### TASK DATA:
★ ★ ★ ★
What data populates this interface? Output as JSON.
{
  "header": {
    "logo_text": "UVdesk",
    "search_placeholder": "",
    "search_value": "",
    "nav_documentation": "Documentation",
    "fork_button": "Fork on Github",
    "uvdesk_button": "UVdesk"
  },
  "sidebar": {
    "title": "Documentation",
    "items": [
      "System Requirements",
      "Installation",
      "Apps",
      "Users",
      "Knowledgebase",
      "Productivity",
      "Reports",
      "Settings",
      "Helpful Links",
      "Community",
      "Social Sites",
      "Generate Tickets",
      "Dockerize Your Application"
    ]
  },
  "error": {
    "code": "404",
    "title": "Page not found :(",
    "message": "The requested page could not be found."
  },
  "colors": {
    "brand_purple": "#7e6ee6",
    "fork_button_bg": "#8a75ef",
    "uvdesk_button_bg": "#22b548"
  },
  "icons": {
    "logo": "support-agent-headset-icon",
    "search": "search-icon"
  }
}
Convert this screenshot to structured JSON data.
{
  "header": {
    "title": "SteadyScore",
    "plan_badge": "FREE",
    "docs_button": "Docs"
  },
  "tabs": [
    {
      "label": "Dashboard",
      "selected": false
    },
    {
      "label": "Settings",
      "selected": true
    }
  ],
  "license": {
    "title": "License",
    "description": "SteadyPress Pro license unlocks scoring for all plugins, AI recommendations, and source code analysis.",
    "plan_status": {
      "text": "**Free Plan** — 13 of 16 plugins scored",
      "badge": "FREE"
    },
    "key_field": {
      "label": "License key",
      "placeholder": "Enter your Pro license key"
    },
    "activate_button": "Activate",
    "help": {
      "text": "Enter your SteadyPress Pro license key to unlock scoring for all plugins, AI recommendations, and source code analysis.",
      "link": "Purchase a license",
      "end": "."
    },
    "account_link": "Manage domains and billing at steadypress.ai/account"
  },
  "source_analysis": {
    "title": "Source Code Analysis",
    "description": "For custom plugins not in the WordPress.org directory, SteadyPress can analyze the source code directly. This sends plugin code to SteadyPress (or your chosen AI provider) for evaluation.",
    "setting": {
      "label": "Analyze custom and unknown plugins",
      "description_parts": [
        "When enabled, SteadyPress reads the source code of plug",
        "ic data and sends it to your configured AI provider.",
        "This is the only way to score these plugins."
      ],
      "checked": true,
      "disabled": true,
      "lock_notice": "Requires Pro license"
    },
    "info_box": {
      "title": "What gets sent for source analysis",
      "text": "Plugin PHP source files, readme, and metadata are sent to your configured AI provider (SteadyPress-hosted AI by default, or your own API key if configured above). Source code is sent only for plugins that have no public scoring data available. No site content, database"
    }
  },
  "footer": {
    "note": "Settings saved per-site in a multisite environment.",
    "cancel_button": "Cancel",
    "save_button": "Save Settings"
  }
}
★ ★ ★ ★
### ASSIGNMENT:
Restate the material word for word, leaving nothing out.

### ANSWER:
What data populates this interface? Output as JSON.
{
  "header": {
    "logo_text": "UVdesk",
    "search_placeholder": "",
    "search_value": "",
    "nav_documentation": "Documentation",
    "fork_button": "Fork on Github",
    "uvdesk_button": "UVdesk"
  },
  "sidebar": {
    "title": "Documentation",
    "items": [
      "System Requirements",
      "Installation",
      "Apps",
      "Users",
      "Knowledgebase",
      "Productivity",
      "Reports",
      "Settings",
      "Helpful Links",
      "Community",
      "Social Sites",
      "Generate Tickets",
      "Dockerize Your Application"
    ]
  },
  "error": {
    "code": "404",
    "title": "Page not found :(",
    "message": "The requested page could not be found."
  },
  "colors": {
    "brand_purple": "#7e6ee6",
    "fork_button_bg": "#8a75ef",
    "uvdesk_button_bg": "#22b548"
  },
  "icons": {
    "logo": "support-agent-headset-icon",
    "search": "search-icon"
  }
}
Convert this screenshot to structured JSON data.
{
  "header": {
    "title": "SteadyScore",
    "plan_badge": "FREE",
    "docs_button": "Docs"
  },
  "tabs": [
    {
      "label": "Dashboard",
      "selected": false
    },
    {
      "label": "Settings",
      "selected": true
    }
  ],
  "license": {
    "title": "License",
    "description": "SteadyPress Pro license unlocks scoring for all plugins, AI recommendations, and source code analysis.",
    "plan_status": {
      "text": "**Free Plan** — 13 of 16 plugins scored",
      "badge": "FREE"
    },
    "key_field": {
      "label": "License key",
      "placeholder": "Enter your Pro license key"
    },
    "activate_button": "Activate",
    "help": {
      "text": "Enter your SteadyPress Pro license key to unlock scoring for all plugins, AI recommendations, and source code analysis.",
      "link": "Purchase a license",
      "end": "."
    },
    "account_link": "Manage domains and billing at steadypress.ai/account"
  },
  "source_analysis": {
    "title": "Source Code Analysis",
    "description": "For custom plugins not in the WordPress.org directory, SteadyPress can analyze the source code directly. This sends plugin code to SteadyPress (or your chosen AI provider) for evaluation.",
    "setting": {
      "label": "Analyze custom and unknown plugins",
      "description_parts": [
        "When enabled, SteadyPress reads the source code of plug",
        "ic data and sends it to your configured AI provider.",
        "This is the only way to score these plugins."
      ],
      "checked": true,
      "disabled": true,
      "lock_notice": "Requires Pro license"
    },
    "info_box": {
      "title": "What gets sent for source analysis",
      "text": "Plugin PHP source files, readme, and metadata are sent to your configured AI provider (SteadyPress-hosted AI by default, or your own API key if configured above). Source code is sent only for plugins that have no public scoring data available. No site content, database"
    }
  },
  "footer": {
    "note": "Settings saved per-site in a multisite environment.",
    "cancel_button": "Cancel",
    "save_button": "Save Settings"
  }
}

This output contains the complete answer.